Data entries
◆ ◆ ◆ ◆

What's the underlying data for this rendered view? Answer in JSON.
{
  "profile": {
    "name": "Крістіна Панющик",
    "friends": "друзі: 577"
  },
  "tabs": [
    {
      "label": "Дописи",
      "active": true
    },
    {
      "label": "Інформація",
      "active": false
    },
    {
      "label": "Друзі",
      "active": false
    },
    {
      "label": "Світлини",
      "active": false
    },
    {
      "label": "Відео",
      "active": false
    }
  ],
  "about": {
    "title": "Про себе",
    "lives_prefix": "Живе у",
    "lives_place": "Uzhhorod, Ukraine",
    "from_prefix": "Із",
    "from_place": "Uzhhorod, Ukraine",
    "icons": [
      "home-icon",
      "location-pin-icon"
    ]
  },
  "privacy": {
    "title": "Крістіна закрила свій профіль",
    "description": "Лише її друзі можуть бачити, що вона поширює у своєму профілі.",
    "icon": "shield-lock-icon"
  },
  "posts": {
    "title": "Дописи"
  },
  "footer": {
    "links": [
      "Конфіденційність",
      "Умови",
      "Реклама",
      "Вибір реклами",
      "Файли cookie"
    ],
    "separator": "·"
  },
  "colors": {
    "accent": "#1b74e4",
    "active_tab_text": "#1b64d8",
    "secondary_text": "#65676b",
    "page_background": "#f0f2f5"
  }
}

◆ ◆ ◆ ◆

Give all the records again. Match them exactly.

What's the underlying data for this rendered view? Answer in JSON.
{
  "profile": {
    "name": "Крістіна Панющик",
    "friends": "друзі: 577"
  },
  "tabs": [
    {
      "label": "Дописи",
      "active": true
    },
    {
      "label": "Інформація",
      "active": false
    },
    {
      "label": "Друзі",
      "active": false
    },
    {
      "label": "Світлини",
      "active": false
    },
    {
      "label": "Відео",
      "active": false
    }
  ],
  "about": {
    "title": "Про себе",
    "lives_prefix": "Живе у",
    "lives_place": "Uzhhorod, Ukraine",
    "from_prefix": "Із",
    "from_place": "Uzhhorod, Ukraine",
    "icons": [
      "home-icon",
      "location-pin-icon"
    ]
  },
  "privacy": {
    "title": "Крістіна закрила свій профіль",
    "description": "Лише її друзі можуть бачити, що вона поширює у своєму профілі.",
    "icon": "shield-lock-icon"
  },
  "posts": {
    "title": "Дописи"
  },
  "footer": {
    "links": [
      "Конфіденційність",
      "Умови",
      "Реклама",
      "Вибір реклами",
      "Файли cookie"
    ],
    "separator": "·"
  },
  "colors": {
    "accent": "#1b74e4",
    "active_tab_text": "#1b64d8",
    "secondary_text": "#65676b",
    "page_background": "#f0f2f5"
  }
}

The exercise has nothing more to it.